Yes, I am trying some new shit out here. Bear with me…….
I’ve been picking through the most recent offerings from Cracker and The Bottle Rockets. The new Cracker album, called Countrysides, gets the early nod, more for the story behind the album than anything else. Generally, I’ve liked everything that Cracker has ever done. In fact, I’ve rarely been able to find a bad song on any of their albums. The story behind Countrysides is this – on each of their previous albums, the band always had a country-tinged song or two on it, towards the end, so the beast was lurking in them for a while. During a tour stop in the East Village in NYC, band members noticed that a few hipsters were actually starting to sport mullets and they had a conversation which essentially ended with them agreeing that the mullets were being worn as a ironic statement and not necessarily being worn to show off or to be be fashionable. It was then that Cracker decided to do a small tour and call themselves “Ironic Mullet,” a great band name in and of itself.

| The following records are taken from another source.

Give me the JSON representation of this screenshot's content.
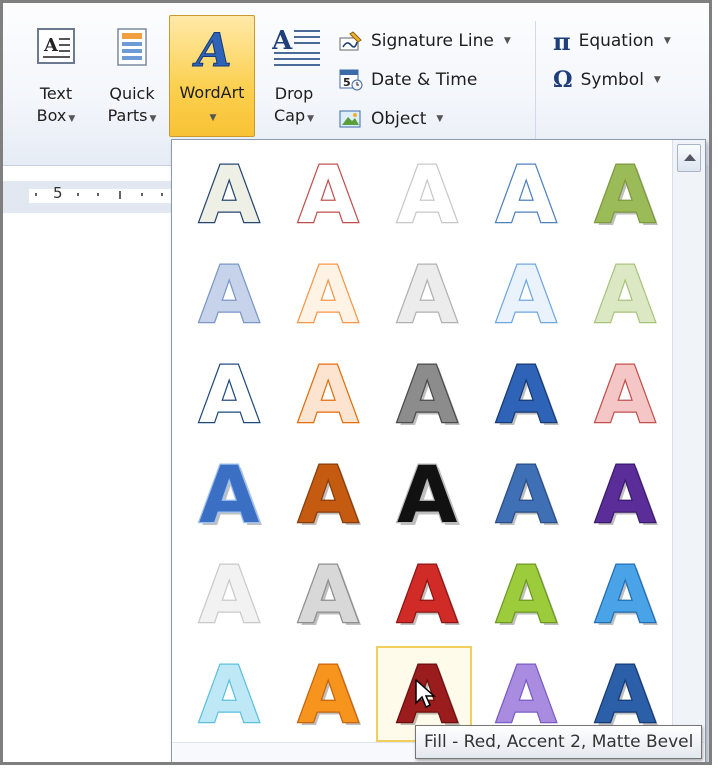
{
  "ribbon": {
    "text_box": {
      "line1": "Text",
      "line2": "Box",
      "icon": "text-box-icon"
    },
    "quick_parts": {
      "line1": "Quick",
      "line2": "Parts",
      "icon": "quick-parts-icon"
    },
    "wordart": {
      "label": "WordArt",
      "icon": "wordart-icon"
    },
    "drop_cap": {
      "line1": "Drop",
      "line2": "Cap",
      "icon": "drop-cap-icon"
    },
    "signature_line": {
      "label": "Signature Line",
      "icon": "signature-line-icon"
    },
    "date_time": {
      "label": "Date & Time",
      "icon": "date-time-icon",
      "badge": "5"
    },
    "object": {
      "label": "Object",
      "icon": "object-icon"
    },
    "equation": {
      "label": "Equation",
      "icon": "pi-icon",
      "glyph": "π"
    },
    "symbol": {
      "label": "Symbol",
      "icon": "omega-icon",
      "glyph": "Ω"
    }
  },
  "ruler": {
    "number": "5"
  },
  "gallery": {
    "glyph": "A",
    "selected_index": 27,
    "styles": [
      {
        "fill": "#eef0e6",
        "stroke": "#26456e",
        "shadow": false
      },
      {
        "fill": "#ffffff",
        "stroke": "#c0504d",
        "shadow": false
      },
      {
        "fill": "#ffffff",
        "stroke": "#c8c8c8",
        "shadow": false
      },
      {
        "fill": "#ffffff",
        "stroke": "#4f81bd",
        "shadow": false
      },
      {
        "fill": "#9bbb59",
        "stroke": "#7c9a3e",
        "shadow": true
      },
      {
        "fill": "#c6d3ea",
        "stroke": "#7a96c8",
        "shadow": false
      },
      {
        "fill": "#fff3e6",
        "stroke": "#f79646",
        "shadow": false
      },
      {
        "fill": "#ececec",
        "stroke": "#b0b0b0",
        "shadow": false
      },
      {
        "fill": "#eaf2fb",
        "stroke": "#6fa7e0",
        "shadow": false
      },
      {
        "fill": "#dbe8c3",
        "stroke": "#a8c47c",
        "shadow": false
      },
      {
        "fill": "#ffffff",
        "stroke": "#1f497d",
        "shadow": false
      },
      {
        "fill": "#fde4d0",
        "stroke": "#e46c0a",
        "shadow": false
      },
      {
        "fill": "#8c8c8c",
        "stroke": "#4a4a4a",
        "shadow": true
      },
      {
        "fill": "#2e63b8",
        "stroke": "#163a75",
        "shadow": true
      },
      {
        "fill": "#f4c6c5",
        "stroke": "#c0504d",
        "shadow": false
      },
      {
        "fill": "#3a6fc4",
        "stroke": "#9cc0f0",
        "shadow": true
      },
      {
        "fill": "#c55a11",
        "stroke": "#8a3c06",
        "shadow": true
      },
      {
        "fill": "#111111",
        "stroke": "#bbbbbb",
        "shadow": true
      },
      {
        "fill": "#3f6fb5",
        "stroke": "#2a4d86",
        "shadow": true
      },
      {
        "fill": "#5b2d99",
        "stroke": "#3b1a6e",
        "shadow": true
      },
      {
        "fill": "#f2f2f2",
        "stroke": "#c9c9c9",
        "shadow": false
      },
      {
        "fill": "#d8d8d8",
        "stroke": "#8e8e8e",
        "shadow": true
      },
      {
        "fill": "#d12b27",
        "stroke": "#8e1512",
        "shadow": true
      },
      {
        "fill": "#9ccc3c",
        "stroke": "#6c9a1f",
        "shadow": true
      },
      {
        "fill": "#4aa3e6",
        "stroke": "#1f6fb5",
        "shadow": true
      },
      {
        "fill": "#bfe8f7",
        "stroke": "#5bc0de",
        "shadow": false
      },
      {
        "fill": "#f7941d",
        "stroke": "#c8640a",
        "shadow": true
      },
      {
        "fill": "#9b1c1c",
        "stroke": "#6d0f0f",
        "shadow": true
      },
      {
        "fill": "#a98ce0",
        "stroke": "#7b5bc4",
        "shadow": false
      },
      {
        "fill": "#2b5fa8",
        "stroke": "#163a75",
        "shadow": true
      }
    ]
  },
  "tooltip": {
    "text": "Fill - Red, Accent 2, Matte Bevel"
  }
}
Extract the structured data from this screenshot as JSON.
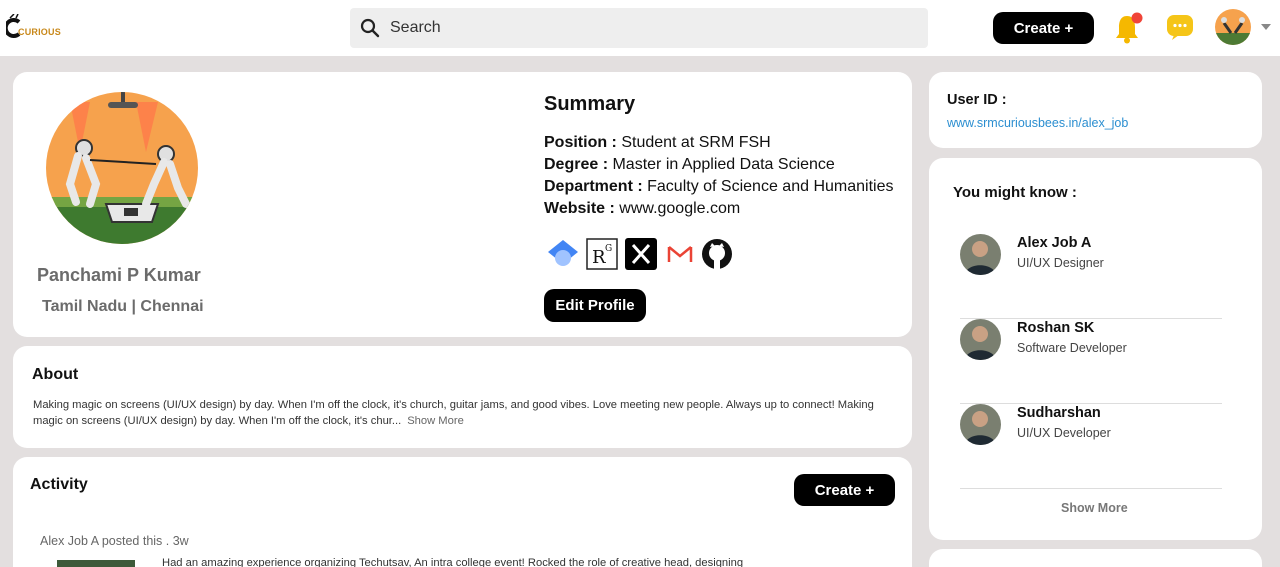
{
  "header": {
    "logo_text": "CURIOUS",
    "search_placeholder": "Search",
    "create_label": "Create +",
    "icons": [
      "search-icon",
      "bell-icon",
      "chat-icon",
      "avatar",
      "chevron-down-icon"
    ],
    "notification_color": "#f04438",
    "bell_color": "#f5b800",
    "chat_color": "#f5c518"
  },
  "profile": {
    "name": "Panchami P Kumar",
    "location": "Tamil Nadu | Chennai",
    "summary_title": "Summary",
    "rows": [
      {
        "label": "Position",
        "value": "Student at SRM FSH"
      },
      {
        "label": "Degree",
        "value": "Master in Applied Data Science"
      },
      {
        "label": "Department",
        "value": "Faculty of Science and Humanities"
      },
      {
        "label": "Website",
        "value": "www.google.com"
      }
    ],
    "social_icons": [
      "google-scholar-icon",
      "researchgate-icon",
      "x-icon",
      "gmail-icon",
      "github-icon"
    ],
    "edit_label": "Edit Profile"
  },
  "about": {
    "title": "About",
    "text": "Making magic on screens (UI/UX design) by day. When I'm off the clock, it's church, guitar jams, and good vibes. Love meeting new people. Always up to connect! Making magic on screens (UI/UX design) by day. When I'm off the clock, it's chur...",
    "show_more": "Show More"
  },
  "activity": {
    "title": "Activity",
    "create_label": "Create +",
    "post_meta": "Alex Job A posted this  . 3w",
    "post_text": "Had an amazing experience organizing Techutsav, An intra college event! Rocked the role of creative head, designing"
  },
  "sidebar": {
    "user_id_label": "User ID :",
    "user_id_link": "www.srmcuriousbees.in/alex_job",
    "might_know_title": "You might know :",
    "people": [
      {
        "name": "Alex Job A",
        "role": "UI/UX Designer"
      },
      {
        "name": "Roshan SK",
        "role": "Software Developer"
      },
      {
        "name": "Sudharshan",
        "role": "UI/UX Developer"
      }
    ],
    "show_more": "Show More"
  }
}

Touring as Ironic Mullet, though, they chose a different path, instead deciding to play out-of-the-way bars and roadhouses on the outskirts and fringes. It’s quite likely that everyone who saw Ironic Mullet on this small tour had no idea whatsoever that they were seeing a very talented, respected, pretty successful rock band playing country tunes in a crappy bar. What a great story. So this new Cracker album is a result of that tour – some old country standards and a few great David Lowery-penned songs, as usual. To me, it’s not a true Cracker album, but they remain one of my favorite bands of the past 10 years or so – inventive, professional, clever and not prone to the trappings of trying to create “radio hits.” If you don’t have any Cracker albums, particularly “Kerosene Hat,” you’re really missing out.

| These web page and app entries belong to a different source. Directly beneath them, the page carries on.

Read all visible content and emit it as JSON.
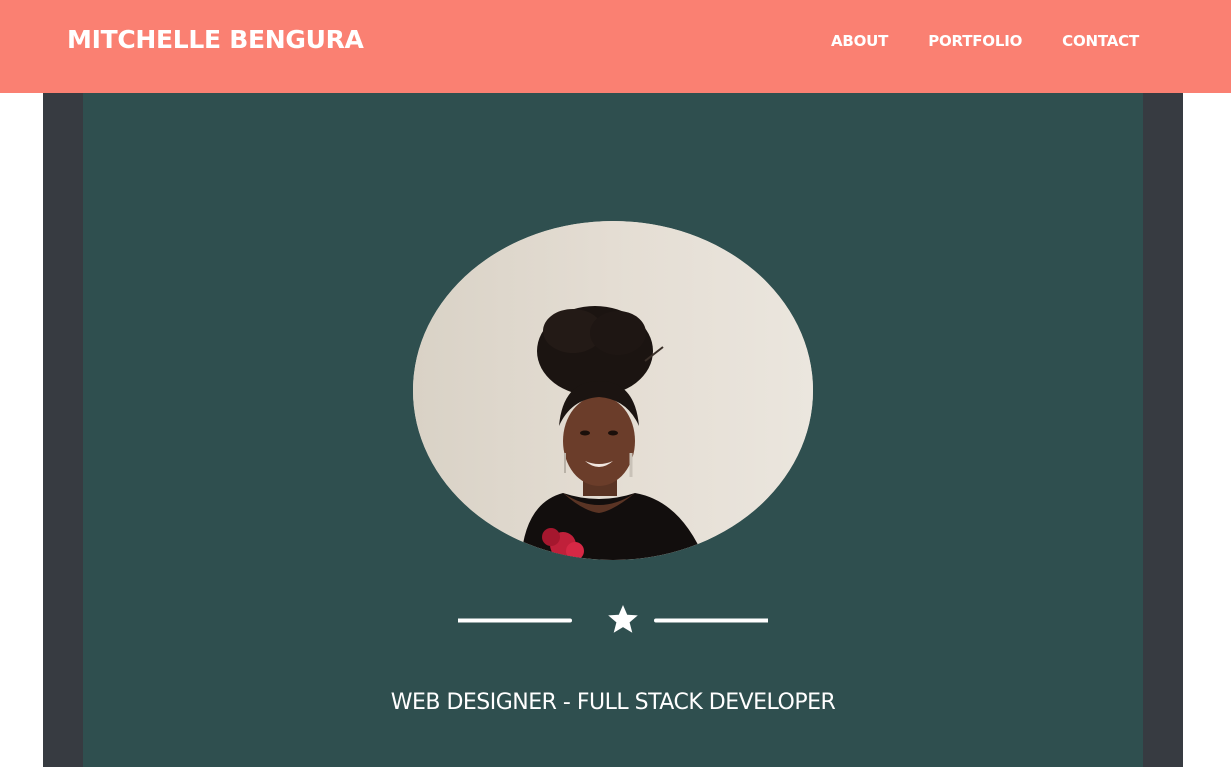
{
  "header": {
    "brand": "MITCHELLE BENGURA",
    "nav": [
      {
        "label": "ABOUT"
      },
      {
        "label": "PORTFOLIO"
      },
      {
        "label": "CONTACT"
      }
    ]
  },
  "hero": {
    "subtitle": "WEB DESIGNER - FULL STACK DEVELOPER",
    "divider_icon": "star-icon"
  },
  "colors": {
    "navbar": "#fa8072",
    "hero_bg": "#2f4f4f",
    "hero_border": "#373b41",
    "text": "#ffffff"
  }
}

The new Bottle Rockets album, titled Blue Sky, on the other hand, is quite a curve ball for these guys. Known predominantly as a band whose three major influences appear to be something along the lines of Lynyrd Skynyrd, Hank Williams and Slayer, their new album, upon my first listen, sounds much more pensive, more reserved and more, uh, grown up, I guess. Normally there’s 2-3 songs on each Bottle Rockets album that just grabs you by the back of the pants and wallops your ass all over the place. Those songs are not found on Blue Sky. What you get instead are 13 introspective, very tight, clean, crystal clear sounding tunes. You get a lot of acoustic strumming and the occasional rock romp, although they never, at any point, put the pedal to the metal like they have on previous albums. Having only listened once, my personal jury is still out and I suspect I’ll come to appreciate it much like all of their other truly great albums. But I’m coming to grips already with the fact that I’ll have to appreciate it in a much different way – a way that doesn’t make me want to pound beers and sing out loud – and that’s okay.

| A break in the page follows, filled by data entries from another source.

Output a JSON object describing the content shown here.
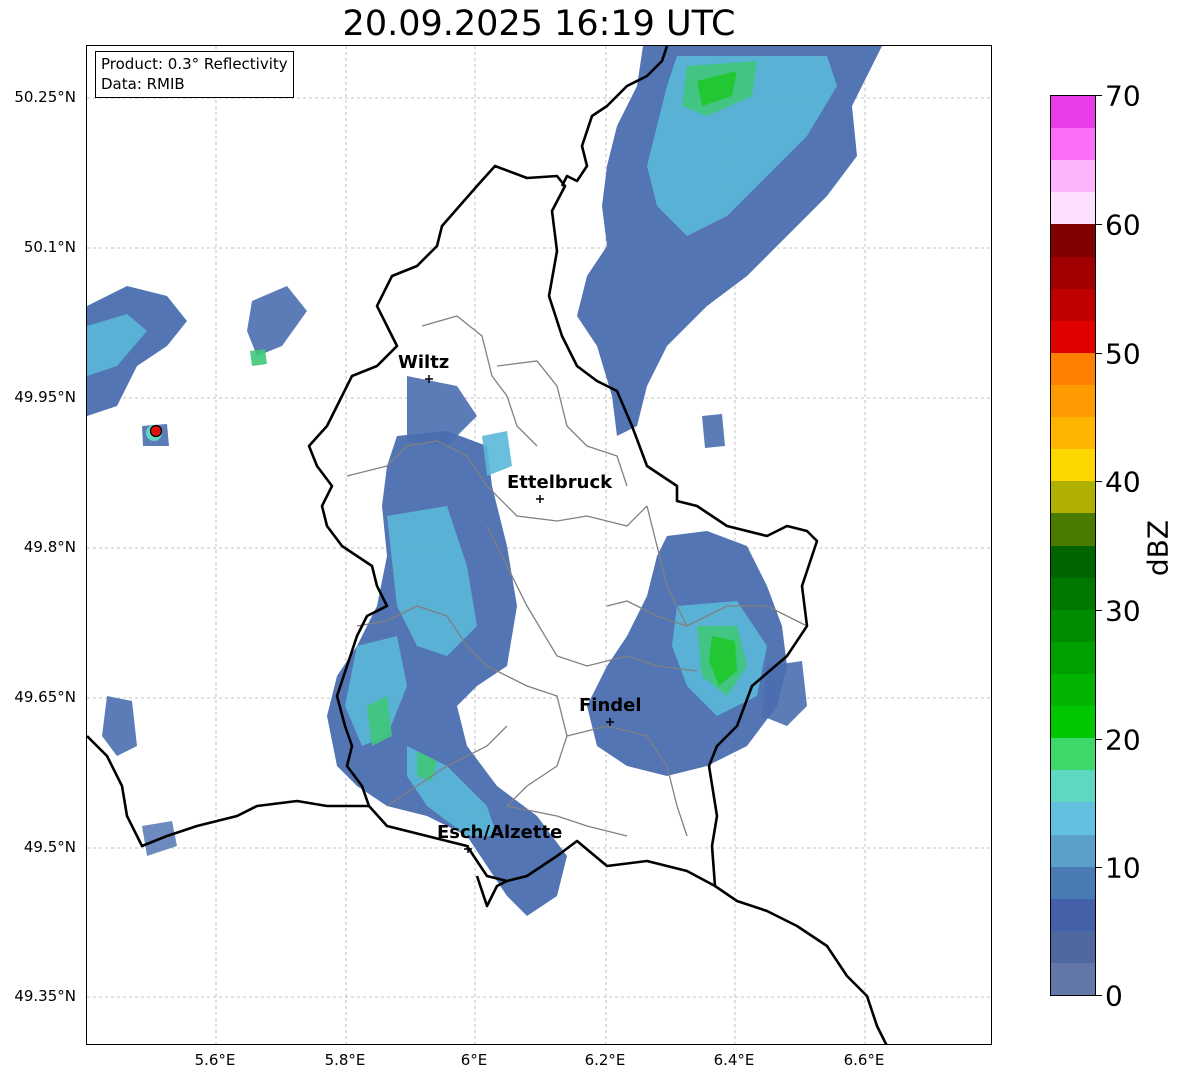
{
  "title": "20.09.2025 16:19 UTC",
  "info": {
    "product": "Product: 0.3° Reflectivity",
    "source": "Data: RMIB"
  },
  "lat_labels": [
    "50.25°N",
    "50.1°N",
    "49.95°N",
    "49.8°N",
    "49.65°N",
    "49.5°N",
    "49.35°N"
  ],
  "lon_labels": [
    "5.6°E",
    "5.8°E",
    "6°E",
    "6.2°E",
    "6.4°E",
    "6.6°E"
  ],
  "cities": [
    {
      "name": "Wiltz"
    },
    {
      "name": "Ettelbruck"
    },
    {
      "name": "Findel"
    },
    {
      "name": "Esch/Alzette"
    }
  ],
  "colorbar": {
    "unit": "dBZ",
    "ticks": [
      "70",
      "60",
      "50",
      "40",
      "30",
      "20",
      "10",
      "0"
    ],
    "colors": [
      "#e83ce8",
      "#fa6ef8",
      "#fcb4fc",
      "#fde0fd",
      "#800000",
      "#a00000",
      "#c00000",
      "#e00000",
      "#ff7f00",
      "#ff9a00",
      "#ffb400",
      "#ffd700",
      "#b0b000",
      "#4a7a00",
      "#006400",
      "#007800",
      "#008c00",
      "#00a000",
      "#00b400",
      "#00c800",
      "#3dd86a",
      "#5ed8c0",
      "#64c0e0",
      "#5aa0c8",
      "#4a7ab4",
      "#4460a8",
      "#5068a0",
      "#6478a8"
    ]
  }
}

It appears that this pretty great piece of writing was Elliot Smith’s last interview. I hadn’t known that he didn’t want to release his new album on Dreamworks, nor did I know that he was involved in some kind of altercation with the L.A. Police at the Flaming Lips/Beck show and jailed for the night. I do know that if you stab yourself in the heart with a knife, you are a gigantic mess.
Song now playing: Sloan – “Money City Maniacs”